Margin debt hit a record of almost $465 billion on the New York Stock Exchange in February, as investors borrowed more money than ever to buy into the post-financial-crisis bull market.
On one hand, that’s a good thing, for now, because it shows confidence. But, on the other hand, some traders believe that rapidly rising margin debt can be an early indicator of a market top.
This chart compares the percentage growth of Margin Debt to the S&P 500 Index going back to 1995, based on real (inflation-adjusted) data.
via D. Short in Advisor's Perspective.
Is it a coincidence that the "tops" align?
Margin debt grew at a rate comparable to the market from 1995 to late summer of 2000 before soaring into the stratosphere. The two synchronized in their rate of contraction in early 2001. But with recovery after the Tech Crash, margin debt gradually returned to a growth rate closer to its former self in the second half of the 1990s rather than the more restrained real growth of the S&P 500. But by September of 2006, margin again went ballistic. It finally peaked in the summer of 2007, about three months before the market.
So, where are we now?
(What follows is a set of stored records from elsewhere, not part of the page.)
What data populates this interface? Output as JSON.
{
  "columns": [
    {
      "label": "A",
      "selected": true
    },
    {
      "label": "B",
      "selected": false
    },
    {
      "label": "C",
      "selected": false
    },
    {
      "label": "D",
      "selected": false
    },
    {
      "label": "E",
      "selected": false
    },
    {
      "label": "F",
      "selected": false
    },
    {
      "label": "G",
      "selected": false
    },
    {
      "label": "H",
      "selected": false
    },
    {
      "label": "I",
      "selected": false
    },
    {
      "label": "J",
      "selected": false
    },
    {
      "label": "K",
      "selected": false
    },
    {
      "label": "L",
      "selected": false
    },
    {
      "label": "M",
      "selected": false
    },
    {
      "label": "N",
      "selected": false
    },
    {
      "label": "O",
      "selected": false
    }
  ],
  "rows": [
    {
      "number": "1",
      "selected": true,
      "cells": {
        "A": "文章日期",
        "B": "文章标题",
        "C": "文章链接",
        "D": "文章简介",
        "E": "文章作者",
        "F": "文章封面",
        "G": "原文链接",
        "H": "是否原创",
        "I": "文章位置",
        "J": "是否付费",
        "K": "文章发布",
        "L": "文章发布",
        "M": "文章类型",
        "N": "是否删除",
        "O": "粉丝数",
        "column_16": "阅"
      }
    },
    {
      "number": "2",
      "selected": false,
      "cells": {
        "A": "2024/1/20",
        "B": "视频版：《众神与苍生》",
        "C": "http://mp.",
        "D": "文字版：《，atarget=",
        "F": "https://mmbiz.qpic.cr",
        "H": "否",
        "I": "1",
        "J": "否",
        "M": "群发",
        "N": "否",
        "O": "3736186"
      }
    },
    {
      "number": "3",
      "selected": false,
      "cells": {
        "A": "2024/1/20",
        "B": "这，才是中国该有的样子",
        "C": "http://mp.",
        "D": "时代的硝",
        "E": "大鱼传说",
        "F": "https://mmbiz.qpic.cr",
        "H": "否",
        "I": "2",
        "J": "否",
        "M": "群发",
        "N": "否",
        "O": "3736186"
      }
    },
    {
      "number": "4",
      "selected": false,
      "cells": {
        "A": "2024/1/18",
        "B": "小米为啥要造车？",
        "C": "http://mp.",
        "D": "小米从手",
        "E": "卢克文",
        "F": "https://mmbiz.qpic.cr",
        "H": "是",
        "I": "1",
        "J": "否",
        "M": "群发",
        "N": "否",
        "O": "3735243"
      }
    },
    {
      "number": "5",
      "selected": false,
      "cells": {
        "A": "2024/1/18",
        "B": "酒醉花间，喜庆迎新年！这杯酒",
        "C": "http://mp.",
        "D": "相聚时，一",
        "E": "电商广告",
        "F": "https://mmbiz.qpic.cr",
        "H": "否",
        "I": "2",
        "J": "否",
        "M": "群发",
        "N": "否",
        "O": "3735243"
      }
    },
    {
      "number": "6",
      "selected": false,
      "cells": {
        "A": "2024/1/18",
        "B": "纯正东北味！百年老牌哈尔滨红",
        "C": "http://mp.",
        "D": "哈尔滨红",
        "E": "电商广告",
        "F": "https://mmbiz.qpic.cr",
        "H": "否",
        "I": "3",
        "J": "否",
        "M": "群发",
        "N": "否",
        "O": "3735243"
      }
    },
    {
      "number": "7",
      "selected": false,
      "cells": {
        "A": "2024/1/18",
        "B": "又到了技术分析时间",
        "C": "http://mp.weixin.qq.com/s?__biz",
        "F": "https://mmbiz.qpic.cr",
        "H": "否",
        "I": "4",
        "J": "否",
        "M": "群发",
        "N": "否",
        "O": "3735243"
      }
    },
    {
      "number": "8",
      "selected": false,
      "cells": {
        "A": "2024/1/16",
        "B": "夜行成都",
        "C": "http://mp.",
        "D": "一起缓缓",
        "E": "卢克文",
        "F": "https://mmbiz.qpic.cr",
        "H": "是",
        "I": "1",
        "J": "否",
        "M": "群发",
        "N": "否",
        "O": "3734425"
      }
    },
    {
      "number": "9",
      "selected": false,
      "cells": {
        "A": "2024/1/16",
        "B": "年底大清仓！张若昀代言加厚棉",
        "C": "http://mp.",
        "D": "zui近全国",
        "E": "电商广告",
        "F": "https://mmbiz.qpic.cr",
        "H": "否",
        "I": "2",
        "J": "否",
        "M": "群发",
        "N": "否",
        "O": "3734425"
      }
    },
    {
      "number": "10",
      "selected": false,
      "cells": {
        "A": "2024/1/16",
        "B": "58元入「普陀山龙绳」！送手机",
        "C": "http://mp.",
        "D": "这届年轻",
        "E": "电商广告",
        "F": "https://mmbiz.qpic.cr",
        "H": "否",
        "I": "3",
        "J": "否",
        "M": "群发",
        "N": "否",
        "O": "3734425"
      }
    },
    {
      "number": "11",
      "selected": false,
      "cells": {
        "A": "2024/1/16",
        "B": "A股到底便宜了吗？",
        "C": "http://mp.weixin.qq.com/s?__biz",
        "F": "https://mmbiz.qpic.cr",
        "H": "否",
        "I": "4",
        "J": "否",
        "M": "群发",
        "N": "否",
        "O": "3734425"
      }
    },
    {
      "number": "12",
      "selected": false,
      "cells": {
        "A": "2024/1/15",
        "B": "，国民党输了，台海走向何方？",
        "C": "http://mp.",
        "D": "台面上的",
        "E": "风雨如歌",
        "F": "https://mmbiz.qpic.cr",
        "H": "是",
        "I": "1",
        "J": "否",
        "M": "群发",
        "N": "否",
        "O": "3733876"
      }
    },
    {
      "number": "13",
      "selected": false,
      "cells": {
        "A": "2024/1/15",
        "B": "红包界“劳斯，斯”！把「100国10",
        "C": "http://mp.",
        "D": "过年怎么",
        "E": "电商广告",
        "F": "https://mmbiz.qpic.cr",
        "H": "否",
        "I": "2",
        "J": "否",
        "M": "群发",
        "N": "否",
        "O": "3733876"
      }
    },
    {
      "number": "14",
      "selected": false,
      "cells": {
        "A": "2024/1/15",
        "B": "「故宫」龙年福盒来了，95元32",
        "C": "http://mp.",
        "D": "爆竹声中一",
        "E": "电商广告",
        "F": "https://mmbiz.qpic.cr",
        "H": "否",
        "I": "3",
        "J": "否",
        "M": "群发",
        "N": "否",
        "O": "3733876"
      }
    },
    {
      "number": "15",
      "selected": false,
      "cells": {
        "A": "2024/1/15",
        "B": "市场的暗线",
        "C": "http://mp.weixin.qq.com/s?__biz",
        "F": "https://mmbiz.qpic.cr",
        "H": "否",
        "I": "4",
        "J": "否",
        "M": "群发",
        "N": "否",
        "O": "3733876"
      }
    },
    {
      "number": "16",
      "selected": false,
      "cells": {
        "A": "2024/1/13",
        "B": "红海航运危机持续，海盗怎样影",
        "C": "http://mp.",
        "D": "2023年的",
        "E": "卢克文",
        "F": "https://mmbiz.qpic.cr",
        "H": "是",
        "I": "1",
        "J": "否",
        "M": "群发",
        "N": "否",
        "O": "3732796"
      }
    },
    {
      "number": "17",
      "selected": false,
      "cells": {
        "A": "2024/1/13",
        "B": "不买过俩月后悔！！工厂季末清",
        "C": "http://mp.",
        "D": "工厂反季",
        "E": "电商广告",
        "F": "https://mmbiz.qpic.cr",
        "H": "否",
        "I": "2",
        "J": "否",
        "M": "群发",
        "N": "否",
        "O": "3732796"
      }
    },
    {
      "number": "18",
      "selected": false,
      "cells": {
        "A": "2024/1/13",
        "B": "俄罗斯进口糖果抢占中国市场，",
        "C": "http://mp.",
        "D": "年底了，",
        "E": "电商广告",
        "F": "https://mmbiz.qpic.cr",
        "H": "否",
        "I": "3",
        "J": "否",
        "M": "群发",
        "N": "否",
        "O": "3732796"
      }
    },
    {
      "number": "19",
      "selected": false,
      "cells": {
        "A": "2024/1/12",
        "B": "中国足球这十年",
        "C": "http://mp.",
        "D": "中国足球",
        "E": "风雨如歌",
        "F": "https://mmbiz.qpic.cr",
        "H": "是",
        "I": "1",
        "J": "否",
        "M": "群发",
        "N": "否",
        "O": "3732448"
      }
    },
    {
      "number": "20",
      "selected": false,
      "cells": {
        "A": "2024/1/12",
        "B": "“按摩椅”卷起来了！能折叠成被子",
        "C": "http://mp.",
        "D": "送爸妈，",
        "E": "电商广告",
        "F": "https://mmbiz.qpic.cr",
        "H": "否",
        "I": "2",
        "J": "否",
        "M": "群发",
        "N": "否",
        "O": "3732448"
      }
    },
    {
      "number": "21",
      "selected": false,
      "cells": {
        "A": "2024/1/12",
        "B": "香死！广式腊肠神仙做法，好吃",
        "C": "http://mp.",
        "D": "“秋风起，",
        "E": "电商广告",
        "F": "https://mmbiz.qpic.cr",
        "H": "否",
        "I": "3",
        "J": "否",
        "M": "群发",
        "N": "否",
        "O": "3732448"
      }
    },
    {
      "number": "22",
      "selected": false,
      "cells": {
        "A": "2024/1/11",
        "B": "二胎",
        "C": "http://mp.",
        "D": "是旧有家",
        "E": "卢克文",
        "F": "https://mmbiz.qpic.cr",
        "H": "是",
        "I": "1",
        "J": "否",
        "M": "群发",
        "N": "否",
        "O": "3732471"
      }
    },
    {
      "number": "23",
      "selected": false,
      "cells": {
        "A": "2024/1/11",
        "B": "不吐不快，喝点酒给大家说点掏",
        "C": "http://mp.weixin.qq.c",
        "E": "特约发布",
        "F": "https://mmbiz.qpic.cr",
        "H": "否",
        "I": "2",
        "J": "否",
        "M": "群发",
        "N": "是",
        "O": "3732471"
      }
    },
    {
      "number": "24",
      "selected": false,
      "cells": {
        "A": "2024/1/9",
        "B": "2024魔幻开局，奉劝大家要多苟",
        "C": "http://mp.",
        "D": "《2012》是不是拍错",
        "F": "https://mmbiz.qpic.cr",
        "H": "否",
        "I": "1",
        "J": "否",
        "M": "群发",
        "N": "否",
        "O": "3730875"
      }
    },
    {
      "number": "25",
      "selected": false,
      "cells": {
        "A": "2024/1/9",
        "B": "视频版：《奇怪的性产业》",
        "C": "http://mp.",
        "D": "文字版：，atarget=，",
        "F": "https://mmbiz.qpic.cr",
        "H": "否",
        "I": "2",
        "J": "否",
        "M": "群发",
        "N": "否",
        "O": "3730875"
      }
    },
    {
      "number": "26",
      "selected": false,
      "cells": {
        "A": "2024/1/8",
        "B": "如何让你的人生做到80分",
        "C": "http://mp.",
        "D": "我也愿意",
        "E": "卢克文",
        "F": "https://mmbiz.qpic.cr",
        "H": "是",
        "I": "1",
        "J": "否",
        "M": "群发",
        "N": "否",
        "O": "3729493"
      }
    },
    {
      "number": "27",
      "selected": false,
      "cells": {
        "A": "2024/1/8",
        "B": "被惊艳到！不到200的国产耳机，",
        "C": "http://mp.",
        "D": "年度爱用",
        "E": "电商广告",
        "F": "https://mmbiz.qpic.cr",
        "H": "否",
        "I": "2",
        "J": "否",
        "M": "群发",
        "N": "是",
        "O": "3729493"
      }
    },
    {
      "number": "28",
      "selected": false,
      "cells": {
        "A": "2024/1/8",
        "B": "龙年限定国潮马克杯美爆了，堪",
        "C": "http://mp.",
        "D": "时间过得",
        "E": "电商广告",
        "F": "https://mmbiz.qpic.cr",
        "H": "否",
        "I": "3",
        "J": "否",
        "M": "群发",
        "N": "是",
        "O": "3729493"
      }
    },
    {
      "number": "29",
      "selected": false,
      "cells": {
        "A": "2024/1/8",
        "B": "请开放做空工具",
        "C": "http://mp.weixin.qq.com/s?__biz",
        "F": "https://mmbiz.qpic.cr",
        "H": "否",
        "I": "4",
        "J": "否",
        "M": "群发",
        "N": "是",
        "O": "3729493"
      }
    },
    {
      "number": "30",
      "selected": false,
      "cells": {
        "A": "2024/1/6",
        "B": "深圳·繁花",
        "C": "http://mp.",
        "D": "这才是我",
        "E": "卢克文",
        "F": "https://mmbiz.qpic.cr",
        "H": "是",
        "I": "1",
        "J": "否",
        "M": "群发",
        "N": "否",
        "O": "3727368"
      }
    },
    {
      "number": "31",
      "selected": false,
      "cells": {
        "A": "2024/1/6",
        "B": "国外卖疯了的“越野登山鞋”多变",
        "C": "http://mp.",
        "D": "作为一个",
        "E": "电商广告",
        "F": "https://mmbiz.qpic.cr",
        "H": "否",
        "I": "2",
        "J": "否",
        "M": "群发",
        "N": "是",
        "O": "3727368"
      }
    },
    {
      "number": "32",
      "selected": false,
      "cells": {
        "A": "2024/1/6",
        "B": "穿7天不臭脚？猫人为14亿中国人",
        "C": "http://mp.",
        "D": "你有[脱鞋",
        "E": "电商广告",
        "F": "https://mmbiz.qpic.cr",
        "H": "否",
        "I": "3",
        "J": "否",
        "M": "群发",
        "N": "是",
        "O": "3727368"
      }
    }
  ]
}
Note that NYSE only releases margin statistics after a six-week delay; so it is tough to trade off them directly.